This year has continued to be a challenging one after a turbulent 2020. Many people are dealing with significant health effects, financial strain, mental health strain, and so much more.
I would challenge everybody to recognize that, to some degree, everyone in Canada has been affected by the pandemic. I encourage you to keep that in mind in our dealing with our neighbours and fellow community members going forward.
For the first time in over two years, the Liberal government has tabled a budget. They spent most of the pandemic, and the year prior, dodging from accountability on their spending and we can see why.
It’s clear Justin Trudeau’s election budget fails to put forward a plan to adequately fund healthcare, grow the economy, and create jobs.
Trudeau’s budget is a massive letdown for Canadians. Unemployed Canadians, workers and families are all going to feel let down.
This is not stimulus spending focused on creating jobs, but spending on Liberal partisan priorities backed by a $100 billion election slush fund. Unfortunately, this budget does nothing to secure long term prosperity for Canadians. Instead, what Trudeau has proposed is a “reimagined” Canadian economy that dabbles in risky economic ideas, like abandoning Canada’s world leading and sustainable natural resource industries, leaving our economy in a precarious position.
For these reasons, my Conservative colleagues and I voted against the 2021 budget.
As Conservatives, we have been focused on economic recovery across Canada. We acknowledge that these times are unprecedented and additional measures were necessary. Millions of Canadians had their employment and businesses impacted and there was a responsibility to those who fell through the cracks.
However, the reason why these programs need to be extended is due to Trudeau’s failure on vaccines. We are behind many of our allies on moving forward which is why it is so critical that we have a plan to recovery now, and can hit the ground running when possible.
Erin O’Toole and our team has put forward Canada’s Recovery Plan, which is focused on creating financial security and certainty. This plan will safely secure our future and deliver a Canada where those who have struggled the most through this pandemic can get back to work.

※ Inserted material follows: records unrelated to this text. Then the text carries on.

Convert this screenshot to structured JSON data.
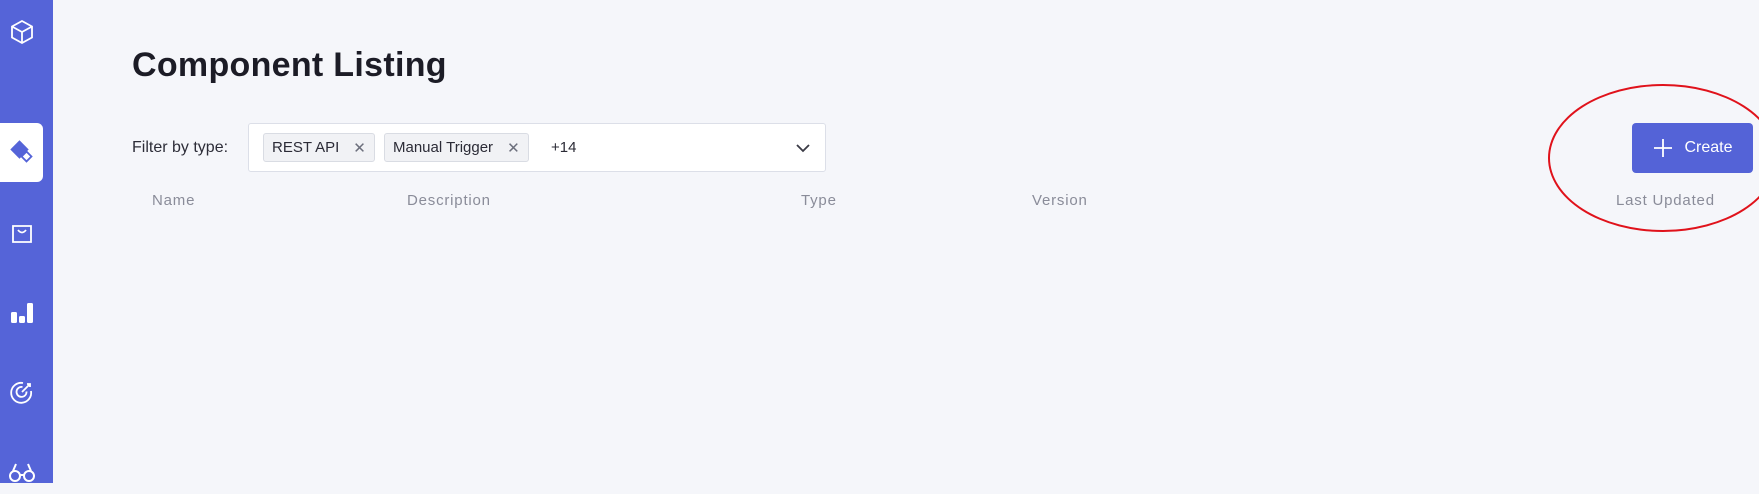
{
  "page": {
    "title": "Component Listing"
  },
  "sidebar": {
    "items": [
      {
        "icon": "cube-icon",
        "active": false
      },
      {
        "icon": "components-icon",
        "active": true
      },
      {
        "icon": "shopping-bag-icon",
        "active": false
      },
      {
        "icon": "bar-chart-icon",
        "active": false
      },
      {
        "icon": "target-icon",
        "active": false
      },
      {
        "icon": "binoculars-icon",
        "active": false
      }
    ],
    "accent": "#5564d8"
  },
  "filter": {
    "label": "Filter by type:",
    "chips": [
      {
        "label": "REST API"
      },
      {
        "label": "Manual Trigger"
      }
    ],
    "more_count": "+14"
  },
  "toolbar": {
    "create_label": "Create",
    "create_color": "#5463d7"
  },
  "table": {
    "columns": [
      "Name",
      "Description",
      "Type",
      "Version",
      "Last Updated"
    ]
  },
  "annotation": {
    "shape": "circle",
    "color": "#e0121b",
    "target": "create-button"
  }
}
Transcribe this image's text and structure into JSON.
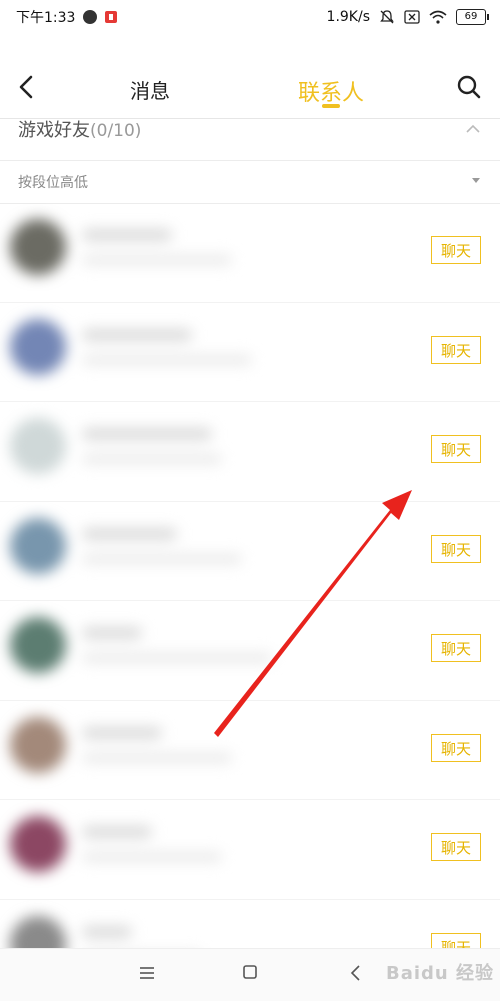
{
  "status_bar": {
    "time": "下午1:33",
    "network_speed": "1.9K/s",
    "battery": "69"
  },
  "nav": {
    "tab_messages": "消息",
    "tab_contacts": "联系人",
    "active_tab": "联系人",
    "accent_color": "#f0c020"
  },
  "group": {
    "title": "游戏好友",
    "count": "(0/10)"
  },
  "sort": {
    "label": "按段位高低"
  },
  "friends": [
    {
      "chat_label": "聊天",
      "avatar_color": "#6b6b63"
    },
    {
      "chat_label": "聊天",
      "avatar_color": "#7386b5"
    },
    {
      "chat_label": "聊天",
      "avatar_color": "#cfd8d8"
    },
    {
      "chat_label": "聊天",
      "avatar_color": "#7896ad"
    },
    {
      "chat_label": "聊天",
      "avatar_color": "#5c7d71"
    },
    {
      "chat_label": "聊天",
      "avatar_color": "#a3897a"
    },
    {
      "chat_label": "聊天",
      "avatar_color": "#8c4763"
    },
    {
      "chat_label": "聊天",
      "avatar_color": "#8a8a8a"
    }
  ],
  "watermark": "Baidu 经验",
  "icons": [
    "back-icon",
    "search-icon",
    "collapse-icon",
    "menu-icon",
    "home-icon",
    "back-nav-icon"
  ]
}
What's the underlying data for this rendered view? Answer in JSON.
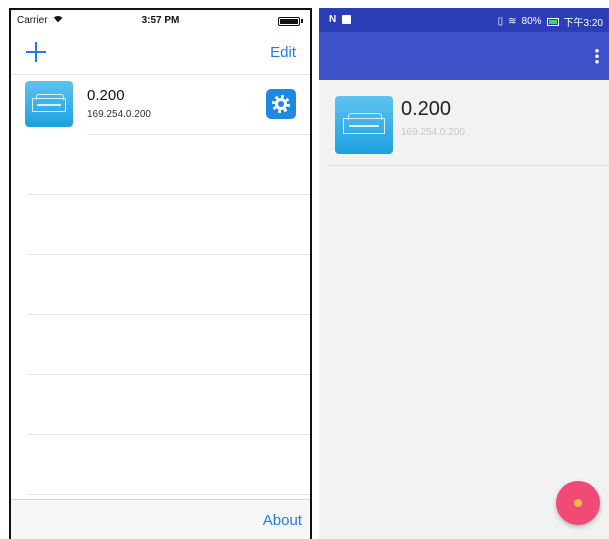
{
  "ios": {
    "status": {
      "carrier": "Carrier",
      "time": "3:57 PM"
    },
    "nav": {
      "add_icon": "plus-icon",
      "edit_label": "Edit"
    },
    "device": {
      "name": "0.200",
      "ip": "169.254.0.200",
      "icon": "device-icon",
      "settings_icon": "gear-icon"
    },
    "toolbar": {
      "about_label": "About"
    },
    "colors": {
      "accent": "#1e7cf2",
      "settings_bg": "#1e88e5"
    }
  },
  "android": {
    "status": {
      "left_icons": "N",
      "battery": "80%",
      "time": "下午3:20"
    },
    "appbar": {
      "menu_icon": "overflow-menu-icon"
    },
    "device": {
      "name": "0.200",
      "ip": "169.254.0.200",
      "icon": "device-icon"
    },
    "fab": {
      "icon": "add-fab-icon"
    },
    "colors": {
      "status_bar": "#2c3db8",
      "app_bar": "#3d52c8",
      "fab": "#f04a77"
    }
  }
}
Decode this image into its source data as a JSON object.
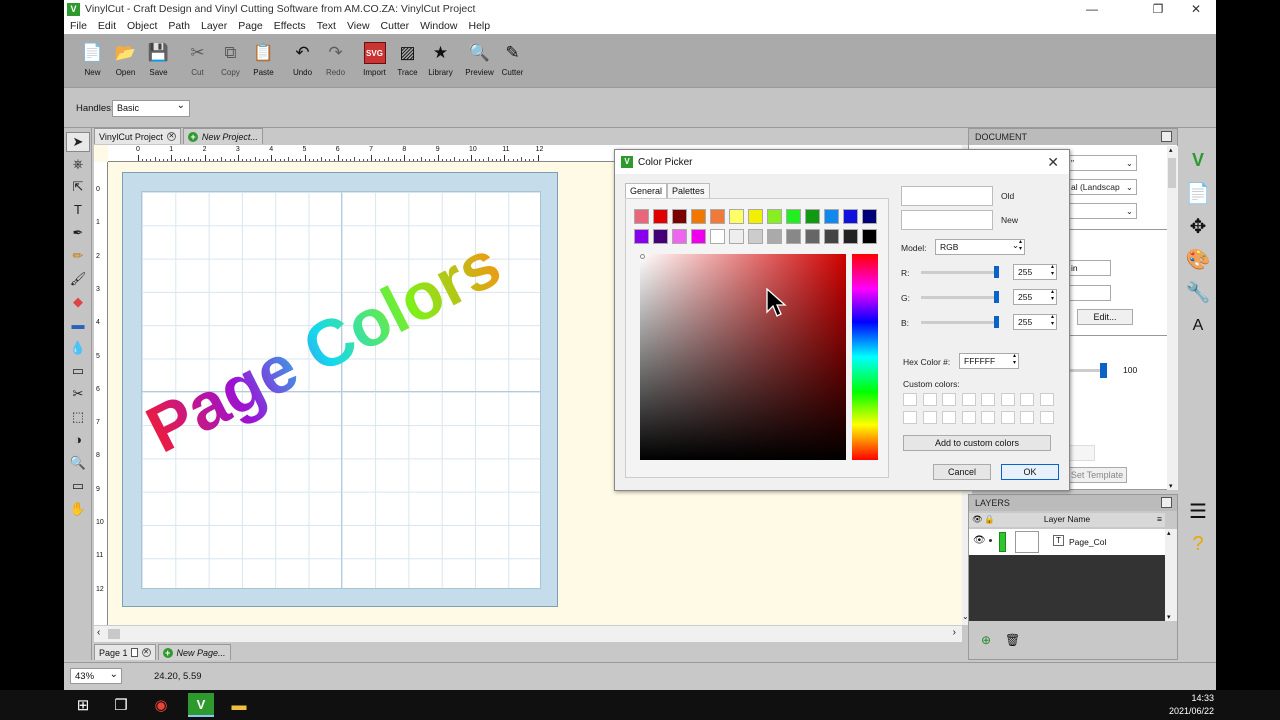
{
  "window": {
    "title": "VinylCut - Craft Design and Vinyl Cutting Software from AM.CO.ZA: VinylCut Project",
    "minimize": "—",
    "maximize": "❐",
    "close": "✕"
  },
  "menu": [
    "File",
    "Edit",
    "Object",
    "Path",
    "Layer",
    "Page",
    "Effects",
    "Text",
    "View",
    "Cutter",
    "Window",
    "Help"
  ],
  "toolbar": [
    {
      "label": "New",
      "icon": "📄",
      "name": "new-button"
    },
    {
      "label": "Open",
      "icon": "📂",
      "name": "open-button"
    },
    {
      "label": "Save",
      "icon": "💾",
      "name": "save-button"
    },
    {
      "label": "Cut",
      "icon": "✂",
      "name": "cut-button",
      "disabled": true
    },
    {
      "label": "Copy",
      "icon": "⧉",
      "name": "copy-button",
      "disabled": true
    },
    {
      "label": "Paste",
      "icon": "📋",
      "name": "paste-button"
    },
    {
      "label": "Undo",
      "icon": "↶",
      "name": "undo-button"
    },
    {
      "label": "Redo",
      "icon": "↷",
      "name": "redo-button",
      "disabled": true
    },
    {
      "label": "Import",
      "icon": "SVG",
      "name": "import-button"
    },
    {
      "label": "Trace",
      "icon": "▨",
      "name": "trace-button"
    },
    {
      "label": "Library",
      "icon": "★",
      "name": "library-button"
    },
    {
      "label": "Preview",
      "icon": "🔍",
      "name": "preview-button"
    },
    {
      "label": "Cutter",
      "icon": "✎",
      "name": "cutter-button"
    }
  ],
  "handles": {
    "label": "Handles:",
    "value": "Basic"
  },
  "tabs": {
    "project": "VinylCut Project",
    "new_project": "New Project..."
  },
  "page_tabs": {
    "page": "Page 1",
    "new_page": "New Page..."
  },
  "ruler": {
    "h": [
      "0",
      "1",
      "2",
      "3",
      "4",
      "5",
      "6",
      "7",
      "8",
      "9",
      "10",
      "11",
      "12"
    ],
    "v": [
      "0",
      "1",
      "2",
      "3",
      "4",
      "5",
      "6",
      "7",
      "8",
      "9",
      "10",
      "11",
      "12"
    ]
  },
  "artwork": {
    "text": "Page Colors"
  },
  "status": {
    "zoom": "43%",
    "coords": "24.20, 5.59"
  },
  "document_panel": {
    "title": "DOCUMENT",
    "orientation": "al (Landscap",
    "units": "in",
    "edit": "Edit...",
    "opacity": "100",
    "set_template": "Set Template"
  },
  "layers_panel": {
    "title": "LAYERS",
    "column": "Layer Name",
    "layer": "Page_Col"
  },
  "color_picker": {
    "title": "Color Picker",
    "tabs": [
      "General",
      "Palettes"
    ],
    "old_label": "Old",
    "new_label": "New",
    "model_label": "Model:",
    "model": "RGB",
    "channels": [
      {
        "label": "R:",
        "value": "255"
      },
      {
        "label": "G:",
        "value": "255"
      },
      {
        "label": "B:",
        "value": "255"
      }
    ],
    "hex_label": "Hex Color #:",
    "hex": "FFFFFF",
    "custom_label": "Custom colors:",
    "add_custom": "Add to custom colors",
    "cancel": "Cancel",
    "ok": "OK",
    "swatches": [
      "#e8677a",
      "#e00000",
      "#7a0000",
      "#f07800",
      "#f07a3a",
      "#ffff66",
      "#f0f000",
      "#88ee22",
      "#22ee22",
      "#119911",
      "#1188ee",
      "#1111dd",
      "#000077",
      "#8800ee",
      "#440077",
      "#ee66ee",
      "#ee00ee",
      "#ffffff",
      "#eeeeee",
      "#cccccc",
      "#aaaaaa",
      "#888888",
      "#666666",
      "#444444",
      "#222222",
      "#000000"
    ]
  },
  "taskbar": {
    "time": "14:33",
    "date": "2021/06/22"
  }
}
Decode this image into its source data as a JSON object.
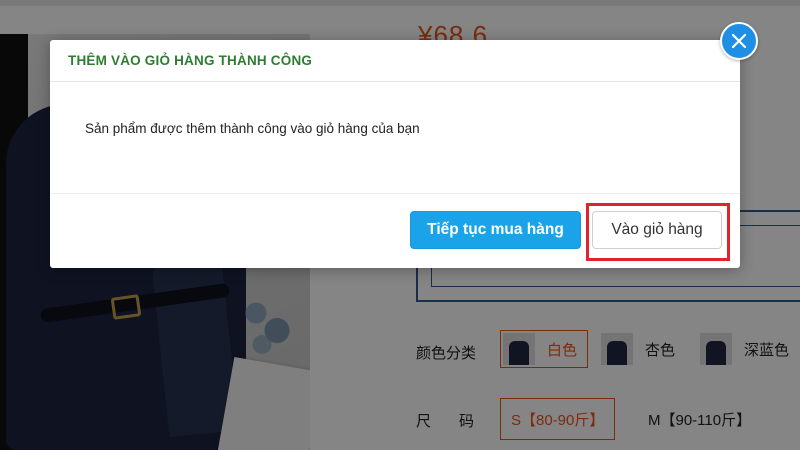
{
  "product": {
    "price": "¥68.6",
    "color_label": "颜色分类",
    "colors": [
      "白色",
      "杏色",
      "深蓝色"
    ],
    "size_label": "尺码",
    "sizes": [
      "S【80-90斤】",
      "M【90-110斤】"
    ]
  },
  "dialog": {
    "title": "THÊM VÀO GIỎ HÀNG THÀNH CÔNG",
    "message": "Sản phẩm được thêm thành công vào giỏ hàng của bạn",
    "continue_label": "Tiếp tục mua hàng",
    "cart_label": "Vào giỏ hàng",
    "close_icon": "close-icon"
  },
  "colors": {
    "accent_blue": "#1aa3e8",
    "title_green": "#2e7d32",
    "highlight_red": "#e0232d",
    "price_orange": "#e8551c"
  }
}
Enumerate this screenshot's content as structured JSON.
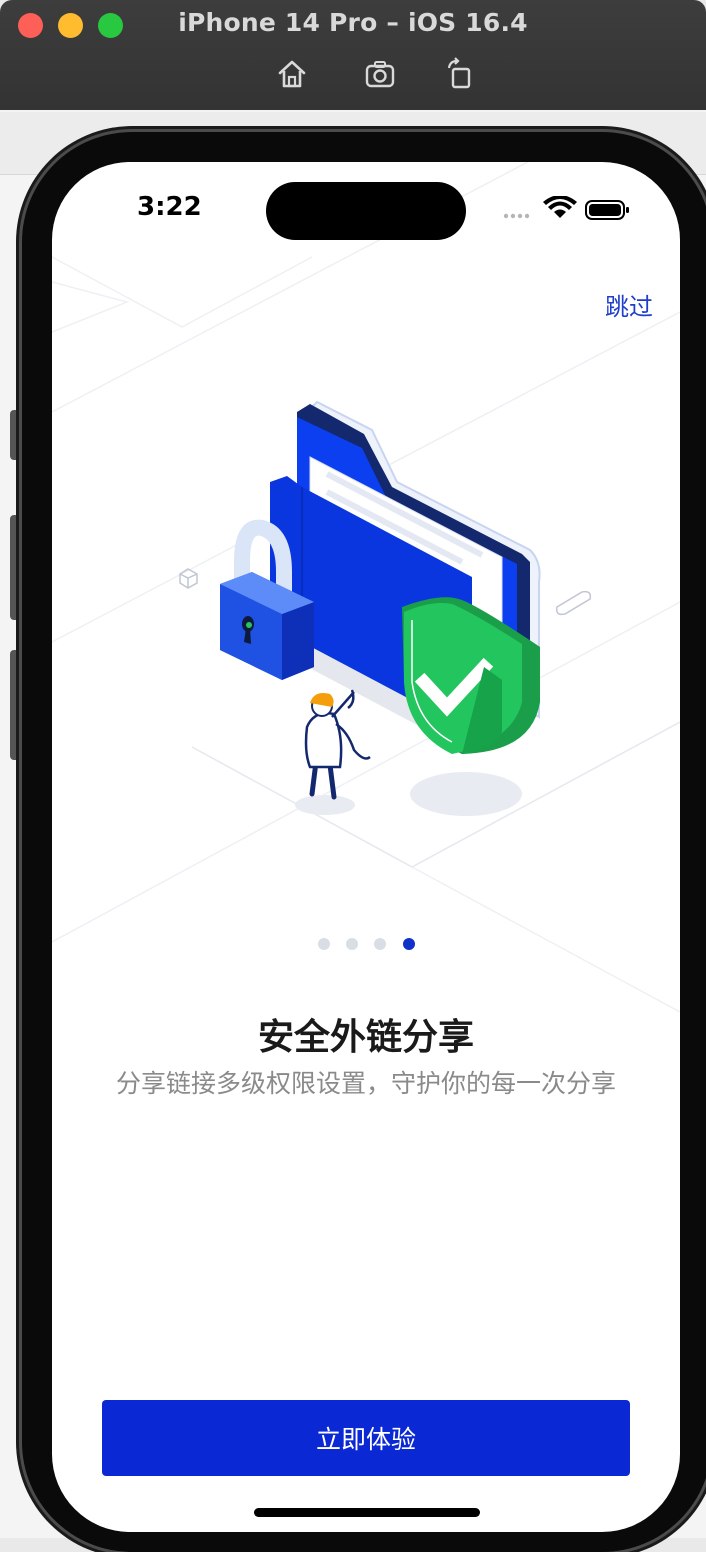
{
  "simulator": {
    "title": "iPhone 14 Pro – iOS 16.4",
    "tools": [
      "home-icon",
      "screenshot-icon",
      "rotate-icon"
    ]
  },
  "status_bar": {
    "time": "3:22",
    "icons": [
      "cellular-icon",
      "wifi-icon",
      "battery-icon"
    ]
  },
  "onboarding": {
    "skip_label": "跳过",
    "page_index": 4,
    "page_count": 4,
    "title": "安全外链分享",
    "subtitle": "分享链接多级权限设置，守护你的每一次分享",
    "cta_label": "立即体验"
  },
  "colors": {
    "accent": "#0a29d4",
    "shield_green": "#22c55e",
    "folder_blue": "#0b3ff0",
    "lock_light": "#9ab6f5"
  }
}
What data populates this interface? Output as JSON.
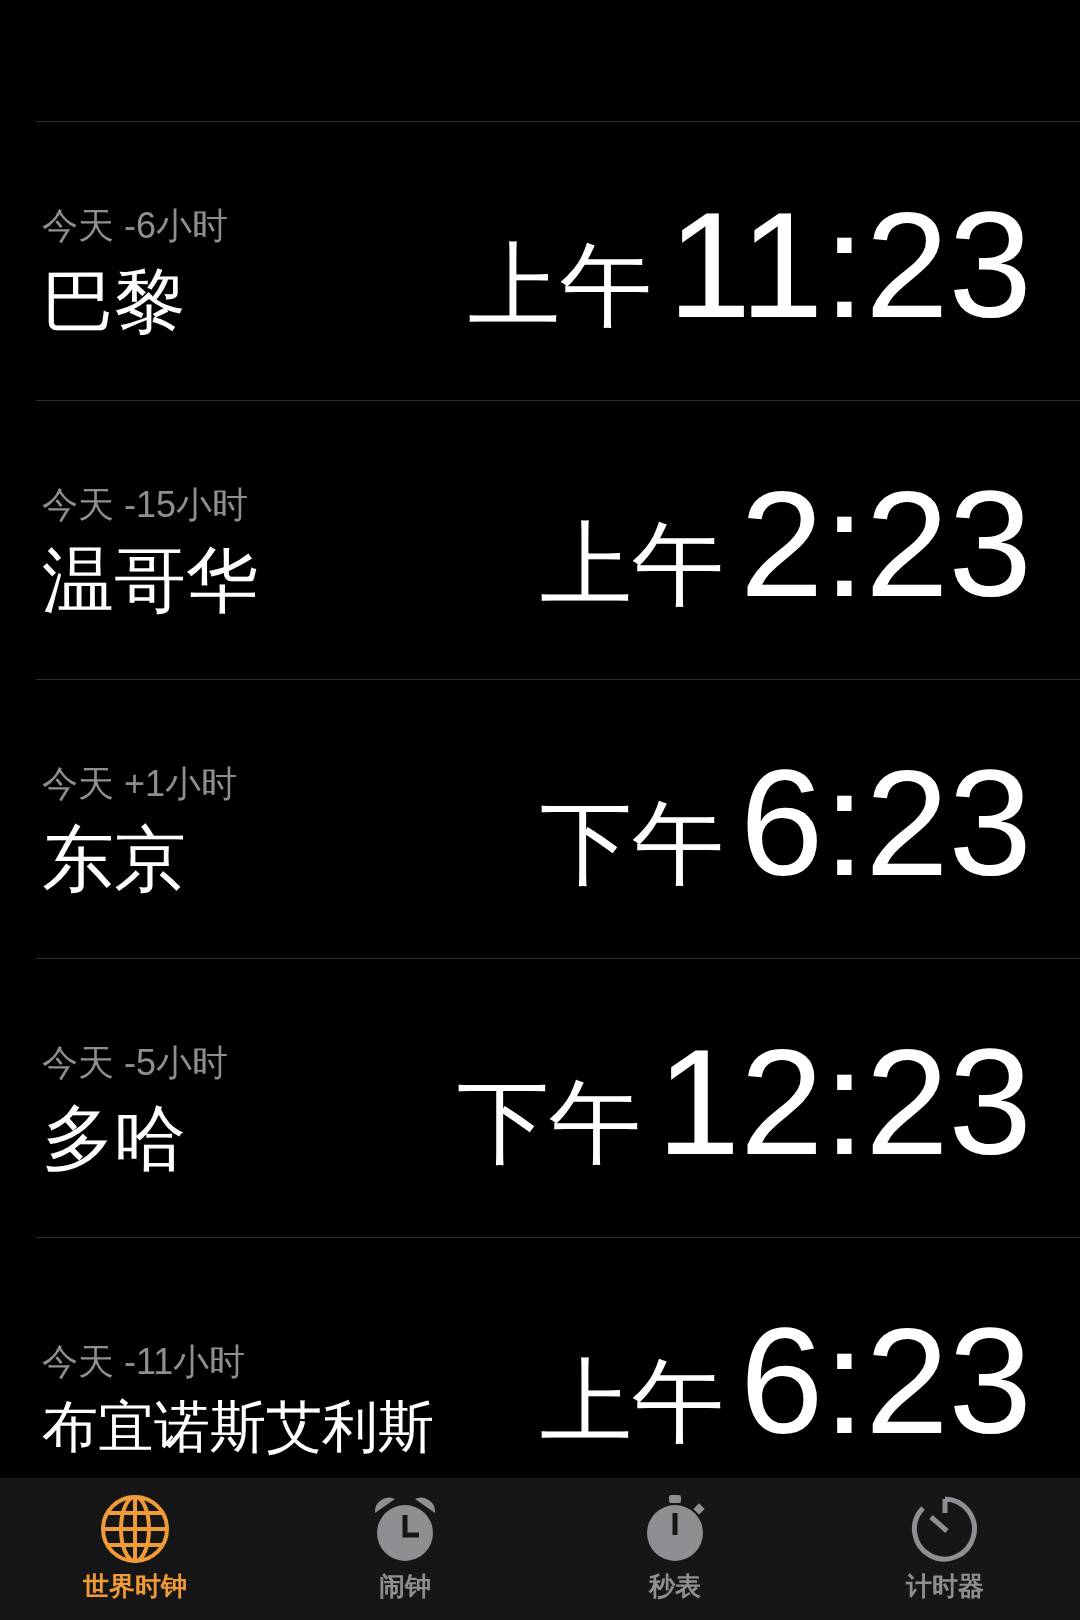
{
  "clocks": [
    {
      "offset": "今天 -6小时",
      "city": "巴黎",
      "ampm": "上午",
      "time": "11:23"
    },
    {
      "offset": "今天 -15小时",
      "city": "温哥华",
      "ampm": "上午",
      "time": "2:23"
    },
    {
      "offset": "今天 +1小时",
      "city": "东京",
      "ampm": "下午",
      "time": "6:23"
    },
    {
      "offset": "今天 -5小时",
      "city": "多哈",
      "ampm": "下午",
      "time": "12:23"
    },
    {
      "offset": "今天 -11小时",
      "city": "布宜诺斯艾利斯",
      "ampm": "上午",
      "time": "6:23"
    }
  ],
  "tabs": [
    {
      "label": "世界时钟",
      "selected": true
    },
    {
      "label": "闹钟",
      "selected": false
    },
    {
      "label": "秒表",
      "selected": false
    },
    {
      "label": "计时器",
      "selected": false
    }
  ]
}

Conservative Environment Policy
I have heard a lot of feedback already on the proposed Conservative Environment Policy.
As you might know, I have been a vehement opponent of the Liberal government’s environmental approach, and of their carbon tax. I have spoken in the House of Commons and other venues on many occasions about the devastating impact the carbon tax is having on our farmers and ranchers as well as its devastating impact on all residents of Alberta – who are literally seeing their paychecks and their savings eaten away by this ill-conceived Liberal tax.
My Conservative colleagues and I remain committed to scrapping the job-killing carbon tax. We also remain firmly committed to protecting and enhancing our environment. Conservatives have always been the party which cares the most about conserving our resources, protecting our soils and waters, while taking action to preserve the environment we live in. As Western Canadians, we all understand the need to preserve the environment for future generations.
What we don’t understand is the Liberal government’s approach which is one of big government taxing consumers and phasing out jobs at a time that we need them the most.
Our plan for the environment does include a carbon pricing mechanism. Young Canadians in particular want to see us take action on this front. And we will need a broader base of voter support than we have had in the past if we are going to form Canada’s next government.
In a nutshell, the Low Carbon Saving Account works like Airmiles or other affinity programs. When you purchase gas, your card is fully credited the carbon price. You can bank that money to eventually use on energy efficient products like new windows, hot water tanks, low emission equipment for your farm or business, etc. Businesses get their own account so they no longer pass the cost onto you the consumer as a ‘hidden carbon tax’.
A comparison I have heard is to the deposit on your cans and bottles. You pay it, but if you return the cans and bottles you get that money back. Yes, there will be upfront costs, but the costs will be less than 1/3 of the Liberal plan once fully implemented and you retain agency of every penny you put in.
One of the other major concepts is that small businesses and non-profits will be able to keep control of the money they pay, instead of the current system where these organizations subsidize the program for people in downtown Toronto who don’t have to drive to work.
The savings account idea is only a portion of the plan in total. I would encourage you to look at the whole plan if you are interested. One of the driving ideas is that we don’t want to shut down our industry just to see it end up in other jurisdictions. Our plan addresses that by being less punishing for using carbon while still incentivising more environmentally friendly practices through use of the savings plan. We will also study putting tariffs on certain products that come from places like China that do not do their part in addressing the environment, so that we are not artificially harming our own industries.
Independent analysis, conducted by Navius Research, found this plan would be expected to achieve substantially the same emission reductions as the Stephen Harper’s targets, while resulting in a boost to jobs and the economy. In addition, not a cent of consumer tax dollars will end up with bureaucrats in Ottawa.
Earl Dreeshen is the Red Deer-Mountain View MP.